:: PROBLEM TO SOLVE ::
Leave out the images and output the records word for word.

Recorded data

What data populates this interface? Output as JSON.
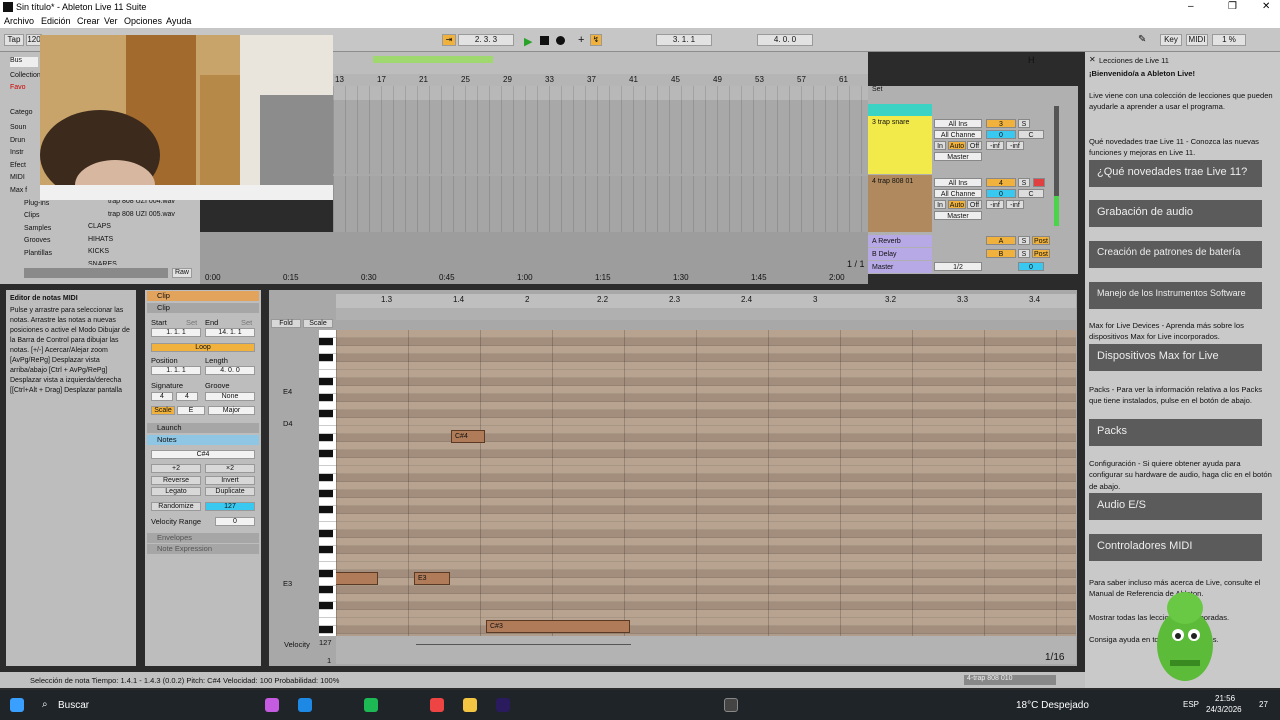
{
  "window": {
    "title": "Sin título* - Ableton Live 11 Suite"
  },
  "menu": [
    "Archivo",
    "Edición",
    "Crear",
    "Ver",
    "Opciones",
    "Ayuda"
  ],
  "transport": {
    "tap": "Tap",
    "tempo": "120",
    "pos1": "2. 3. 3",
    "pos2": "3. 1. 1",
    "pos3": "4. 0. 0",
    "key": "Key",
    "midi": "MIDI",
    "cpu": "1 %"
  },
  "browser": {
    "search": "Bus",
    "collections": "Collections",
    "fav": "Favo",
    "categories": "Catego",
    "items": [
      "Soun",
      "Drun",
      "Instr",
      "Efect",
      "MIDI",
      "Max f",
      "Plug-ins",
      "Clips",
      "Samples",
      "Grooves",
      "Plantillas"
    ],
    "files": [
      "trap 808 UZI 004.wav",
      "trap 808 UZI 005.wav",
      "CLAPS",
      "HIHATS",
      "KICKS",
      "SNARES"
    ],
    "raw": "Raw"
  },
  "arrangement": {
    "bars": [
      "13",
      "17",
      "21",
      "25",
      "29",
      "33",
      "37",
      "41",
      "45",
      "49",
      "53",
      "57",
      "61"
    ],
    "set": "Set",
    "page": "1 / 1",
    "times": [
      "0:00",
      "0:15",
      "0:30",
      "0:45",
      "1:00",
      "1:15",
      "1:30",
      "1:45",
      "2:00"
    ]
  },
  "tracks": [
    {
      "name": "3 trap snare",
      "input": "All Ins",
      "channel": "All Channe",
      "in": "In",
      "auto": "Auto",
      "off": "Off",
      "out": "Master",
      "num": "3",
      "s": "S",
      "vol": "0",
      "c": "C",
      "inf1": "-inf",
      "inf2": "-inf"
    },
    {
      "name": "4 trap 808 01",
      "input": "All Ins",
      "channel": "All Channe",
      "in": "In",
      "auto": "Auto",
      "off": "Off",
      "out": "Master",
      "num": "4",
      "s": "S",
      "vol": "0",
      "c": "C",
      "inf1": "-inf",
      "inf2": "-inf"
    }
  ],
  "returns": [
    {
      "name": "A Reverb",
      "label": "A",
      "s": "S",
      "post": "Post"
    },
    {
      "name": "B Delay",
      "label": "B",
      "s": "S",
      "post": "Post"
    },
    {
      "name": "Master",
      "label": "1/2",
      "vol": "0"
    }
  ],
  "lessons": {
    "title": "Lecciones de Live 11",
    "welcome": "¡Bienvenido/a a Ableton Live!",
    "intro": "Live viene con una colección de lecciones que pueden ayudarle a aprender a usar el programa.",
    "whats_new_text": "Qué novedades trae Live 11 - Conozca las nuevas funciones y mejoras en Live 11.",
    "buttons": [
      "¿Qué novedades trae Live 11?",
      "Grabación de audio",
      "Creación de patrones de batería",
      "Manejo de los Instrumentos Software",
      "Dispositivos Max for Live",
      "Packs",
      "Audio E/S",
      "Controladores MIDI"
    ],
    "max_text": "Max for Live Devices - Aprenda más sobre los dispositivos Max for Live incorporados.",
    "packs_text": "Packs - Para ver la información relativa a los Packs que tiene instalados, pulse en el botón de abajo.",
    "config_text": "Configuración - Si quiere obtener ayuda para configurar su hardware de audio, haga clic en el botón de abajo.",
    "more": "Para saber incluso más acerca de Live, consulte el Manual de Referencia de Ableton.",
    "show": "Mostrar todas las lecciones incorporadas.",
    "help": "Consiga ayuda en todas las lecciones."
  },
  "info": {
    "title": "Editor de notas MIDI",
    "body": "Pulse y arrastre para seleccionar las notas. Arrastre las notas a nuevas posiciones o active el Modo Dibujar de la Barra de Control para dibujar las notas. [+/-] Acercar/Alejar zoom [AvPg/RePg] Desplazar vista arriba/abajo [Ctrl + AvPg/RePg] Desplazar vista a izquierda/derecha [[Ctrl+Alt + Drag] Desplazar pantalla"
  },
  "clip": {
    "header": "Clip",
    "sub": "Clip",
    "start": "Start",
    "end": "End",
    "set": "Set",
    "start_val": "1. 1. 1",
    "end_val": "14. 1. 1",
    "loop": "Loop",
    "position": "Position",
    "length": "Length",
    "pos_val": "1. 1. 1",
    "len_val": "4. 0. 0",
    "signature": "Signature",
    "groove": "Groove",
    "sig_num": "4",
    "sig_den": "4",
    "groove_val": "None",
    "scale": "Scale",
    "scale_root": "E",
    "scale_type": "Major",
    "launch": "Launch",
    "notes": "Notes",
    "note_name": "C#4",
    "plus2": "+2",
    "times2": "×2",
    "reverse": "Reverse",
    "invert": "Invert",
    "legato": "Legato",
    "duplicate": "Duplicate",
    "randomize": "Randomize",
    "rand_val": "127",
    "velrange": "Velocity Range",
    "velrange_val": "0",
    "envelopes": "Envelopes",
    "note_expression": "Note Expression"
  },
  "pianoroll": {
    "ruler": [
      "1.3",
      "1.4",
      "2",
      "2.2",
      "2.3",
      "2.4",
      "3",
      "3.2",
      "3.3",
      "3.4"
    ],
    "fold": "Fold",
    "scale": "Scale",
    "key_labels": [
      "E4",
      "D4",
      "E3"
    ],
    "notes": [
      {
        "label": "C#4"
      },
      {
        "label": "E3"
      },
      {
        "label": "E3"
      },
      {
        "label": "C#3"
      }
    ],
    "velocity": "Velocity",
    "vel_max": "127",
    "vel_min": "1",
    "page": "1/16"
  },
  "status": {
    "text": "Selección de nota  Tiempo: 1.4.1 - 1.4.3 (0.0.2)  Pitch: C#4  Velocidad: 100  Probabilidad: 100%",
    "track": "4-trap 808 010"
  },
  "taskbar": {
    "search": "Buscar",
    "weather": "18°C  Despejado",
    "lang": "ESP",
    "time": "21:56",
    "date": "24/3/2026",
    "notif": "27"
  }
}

:: RESULT FOR THIS TASK ::
What data populates this interface? Output as JSON.
{
  "window": {
    "title": "Sin título* - Ableton Live 11 Suite"
  },
  "menu": [
    "Archivo",
    "Edición",
    "Crear",
    "Ver",
    "Opciones",
    "Ayuda"
  ],
  "transport": {
    "tap": "Tap",
    "tempo": "120",
    "pos1": "2. 3. 3",
    "pos2": "3. 1. 1",
    "pos3": "4. 0. 0",
    "key": "Key",
    "midi": "MIDI",
    "cpu": "1 %"
  },
  "browser": {
    "search": "Bus",
    "collections": "Collections",
    "fav": "Favo",
    "categories": "Catego",
    "items": [
      "Soun",
      "Drun",
      "Instr",
      "Efect",
      "MIDI",
      "Max f",
      "Plug-ins",
      "Clips",
      "Samples",
      "Grooves",
      "Plantillas"
    ],
    "files": [
      "trap 808 UZI 004.wav",
      "trap 808 UZI 005.wav",
      "CLAPS",
      "HIHATS",
      "KICKS",
      "SNARES"
    ],
    "raw": "Raw"
  },
  "arrangement": {
    "bars": [
      "13",
      "17",
      "21",
      "25",
      "29",
      "33",
      "37",
      "41",
      "45",
      "49",
      "53",
      "57",
      "61"
    ],
    "set": "Set",
    "page": "1 / 1",
    "times": [
      "0:00",
      "0:15",
      "0:30",
      "0:45",
      "1:00",
      "1:15",
      "1:30",
      "1:45",
      "2:00"
    ]
  },
  "tracks": [
    {
      "name": "3 trap snare",
      "input": "All Ins",
      "channel": "All Channe",
      "in": "In",
      "auto": "Auto",
      "off": "Off",
      "out": "Master",
      "num": "3",
      "s": "S",
      "vol": "0",
      "c": "C",
      "inf1": "-inf",
      "inf2": "-inf"
    },
    {
      "name": "4 trap 808 01",
      "input": "All Ins",
      "channel": "All Channe",
      "in": "In",
      "auto": "Auto",
      "off": "Off",
      "out": "Master",
      "num": "4",
      "s": "S",
      "vol": "0",
      "c": "C",
      "inf1": "-inf",
      "inf2": "-inf"
    }
  ],
  "returns": [
    {
      "name": "A Reverb",
      "label": "A",
      "s": "S",
      "post": "Post"
    },
    {
      "name": "B Delay",
      "label": "B",
      "s": "S",
      "post": "Post"
    },
    {
      "name": "Master",
      "label": "1/2",
      "vol": "0"
    }
  ],
  "lessons": {
    "title": "Lecciones de Live 11",
    "welcome": "¡Bienvenido/a a Ableton Live!",
    "intro": "Live viene con una colección de lecciones que pueden ayudarle a aprender a usar el programa.",
    "whats_new_text": "Qué novedades trae Live 11 - Conozca las nuevas funciones y mejoras en Live 11.",
    "buttons": [
      "¿Qué novedades trae Live 11?",
      "Grabación de audio",
      "Creación de patrones de batería",
      "Manejo de los Instrumentos Software",
      "Dispositivos Max for Live",
      "Packs",
      "Audio E/S",
      "Controladores MIDI"
    ],
    "max_text": "Max for Live Devices - Aprenda más sobre los dispositivos Max for Live incorporados.",
    "packs_text": "Packs - Para ver la información relativa a los Packs que tiene instalados, pulse en el botón de abajo.",
    "config_text": "Configuración - Si quiere obtener ayuda para configurar su hardware de audio, haga clic en el botón de abajo.",
    "more": "Para saber incluso más acerca de Live, consulte el Manual de Referencia de Ableton.",
    "show": "Mostrar todas las lecciones incorporadas.",
    "help": "Consiga ayuda en todas las lecciones."
  },
  "info": {
    "title": "Editor de notas MIDI",
    "body": "Pulse y arrastre para seleccionar las notas. Arrastre las notas a nuevas posiciones o active el Modo Dibujar de la Barra de Control para dibujar las notas. [+/-] Acercar/Alejar zoom [AvPg/RePg] Desplazar vista arriba/abajo [Ctrl + AvPg/RePg] Desplazar vista a izquierda/derecha [[Ctrl+Alt + Drag] Desplazar pantalla"
  },
  "clip": {
    "header": "Clip",
    "sub": "Clip",
    "start": "Start",
    "end": "End",
    "set": "Set",
    "start_val": "1. 1. 1",
    "end_val": "14. 1. 1",
    "loop": "Loop",
    "position": "Position",
    "length": "Length",
    "pos_val": "1. 1. 1",
    "len_val": "4. 0. 0",
    "signature": "Signature",
    "groove": "Groove",
    "sig_num": "4",
    "sig_den": "4",
    "groove_val": "None",
    "scale": "Scale",
    "scale_root": "E",
    "scale_type": "Major",
    "launch": "Launch",
    "notes": "Notes",
    "note_name": "C#4",
    "plus2": "+2",
    "times2": "×2",
    "reverse": "Reverse",
    "invert": "Invert",
    "legato": "Legato",
    "duplicate": "Duplicate",
    "randomize": "Randomize",
    "rand_val": "127",
    "velrange": "Velocity Range",
    "velrange_val": "0",
    "envelopes": "Envelopes",
    "note_expression": "Note Expression"
  },
  "pianoroll": {
    "ruler": [
      "1.3",
      "1.4",
      "2",
      "2.2",
      "2.3",
      "2.4",
      "3",
      "3.2",
      "3.3",
      "3.4"
    ],
    "fold": "Fold",
    "scale": "Scale",
    "key_labels": [
      "E4",
      "D4",
      "E3"
    ],
    "notes": [
      {
        "label": "C#4"
      },
      {
        "label": "E3"
      },
      {
        "label": "E3"
      },
      {
        "label": "C#3"
      }
    ],
    "velocity": "Velocity",
    "vel_max": "127",
    "vel_min": "1",
    "page": "1/16"
  },
  "status": {
    "text": "Selección de nota  Tiempo: 1.4.1 - 1.4.3 (0.0.2)  Pitch: C#4  Velocidad: 100  Probabilidad: 100%",
    "track": "4-trap 808 010"
  },
  "taskbar": {
    "search": "Buscar",
    "weather": "18°C  Despejado",
    "lang": "ESP",
    "time": "21:56",
    "date": "24/3/2026",
    "notif": "27"
  }
}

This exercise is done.